Historically, the development of public services has had to consider digital and non-digital channels. However, the pandemic has forced the hand and organisations have had to prioritise digital. This coupled with an ever-increasing demand in digitised services that can be accessed remotely, means organisations need to look at what they can do next to level-up their digital infrastructure. For example, the use of the NHS app, which includes repeat prescriptions functionality grew by 111% in March alone.
“Once a user has interacted with the app, and successfully ordered a repeat prescription, should we expect users to revert to phoning a GP surgery, or even attending in person when these traditional channels become available again?”
This leads us to the technology that we should be looking to introduce to help further improve digital services. You may be familiar with terms like Robotic Process Automation (RPA) and Machine Learning. When we look at how they can be introduced within a public sector context we start to imagine organisations that reflect the services we experience in the private sector, in sectors such as banking, or retail.
Robotic Process Automation (RPA) is used to automate highly manual processes and draw data from legacy data sources. It’s hardly surprising then, that it’s heavily used in the banking sector, where we see formerly separate banks amalgamate and partner under the umbrella of single larger entities (e.g. NatWest banking group is made up of 13 different brands). These separate business arms need to be aware of their customer base throughout the group and share data across disparate data sources. RPA provides a cost effective and quick way to pull this data in and performs actions against it. If we apply this to the public sector, we can draw parallels with the amalgamation of local authorities into larger entities and the prolific management of disparate, local data sources across individual government departments and teams.
Machine Learning takes things a step further, driving efficiency in business by automating decisions based on the available data. Machine Learning algorithms help credit reference agencies to recognise the ‘good’ and ‘bad’ customers by analysing trends and patterns within the underlying data repositories provided by businesses and banks. This in turn allows other businesses to safely identify a solid and dependable customer base, or customers that may need help and support to continue using services.
“This ability to drive efficiency and identify vulnerable citizens proactively could be revolutionary for the support and social care of citizens through the provision of targeted public sector services and support.”

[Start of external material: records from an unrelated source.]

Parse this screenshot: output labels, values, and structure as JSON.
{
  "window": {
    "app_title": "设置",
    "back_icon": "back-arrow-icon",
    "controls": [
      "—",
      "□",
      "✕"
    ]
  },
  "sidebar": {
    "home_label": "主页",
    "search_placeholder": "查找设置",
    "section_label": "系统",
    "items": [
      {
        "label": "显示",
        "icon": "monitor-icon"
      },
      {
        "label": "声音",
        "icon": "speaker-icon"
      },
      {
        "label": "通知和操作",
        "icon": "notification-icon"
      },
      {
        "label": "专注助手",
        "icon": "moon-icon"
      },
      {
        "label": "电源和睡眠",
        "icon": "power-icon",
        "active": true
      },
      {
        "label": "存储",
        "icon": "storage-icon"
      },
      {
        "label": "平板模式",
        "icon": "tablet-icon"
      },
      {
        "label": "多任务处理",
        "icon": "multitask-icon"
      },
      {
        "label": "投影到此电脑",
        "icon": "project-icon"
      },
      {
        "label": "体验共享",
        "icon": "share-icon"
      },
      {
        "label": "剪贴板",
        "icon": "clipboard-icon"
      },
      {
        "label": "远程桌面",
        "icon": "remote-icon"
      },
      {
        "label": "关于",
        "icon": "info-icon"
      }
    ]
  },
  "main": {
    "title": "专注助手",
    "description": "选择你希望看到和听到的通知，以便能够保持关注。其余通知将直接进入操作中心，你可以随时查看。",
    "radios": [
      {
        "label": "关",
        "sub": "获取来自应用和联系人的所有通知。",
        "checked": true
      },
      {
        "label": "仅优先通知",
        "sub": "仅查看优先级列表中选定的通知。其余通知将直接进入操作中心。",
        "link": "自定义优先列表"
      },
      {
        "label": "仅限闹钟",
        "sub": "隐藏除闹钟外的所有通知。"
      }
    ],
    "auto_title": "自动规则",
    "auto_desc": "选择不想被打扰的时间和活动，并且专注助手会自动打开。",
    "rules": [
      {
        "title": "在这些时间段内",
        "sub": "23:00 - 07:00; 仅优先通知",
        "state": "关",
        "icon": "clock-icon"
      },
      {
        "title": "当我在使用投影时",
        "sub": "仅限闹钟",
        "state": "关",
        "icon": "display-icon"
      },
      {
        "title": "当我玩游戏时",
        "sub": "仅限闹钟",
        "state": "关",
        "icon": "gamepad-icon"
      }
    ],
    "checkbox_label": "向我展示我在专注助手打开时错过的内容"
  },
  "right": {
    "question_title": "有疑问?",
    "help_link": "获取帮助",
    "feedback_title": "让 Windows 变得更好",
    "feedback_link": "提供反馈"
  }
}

2020 will remain long in the memory. Not only as the year we endured a global pandemic, but from a business point of view it will be regarded as a defining moment for the workplace. Organisations previously resistant to change are now benefiting from increased efficiency, easier collaboration, and have opened a host of new communication channels with customers and citizens, all as a result of being forced into acting.
Perhaps most crucially of all, on top of operational benefits will be a changing of attitudes. Features such as RPA and Machine Learning will no longer be viewed as a nice to have, but for organisations to continue their journey in to an ever-evolving digital landscape, they will be essential in order to help us proactively improve our organisations and allow us to react to unforeseen circumstances in the future.
Equiniti ICS works in partnership with public sector organisations across the UK and Ireland helping them to deliver digital transformation objectives. To find out more about how we can help you, and your team, please get in touch by filling out the form below.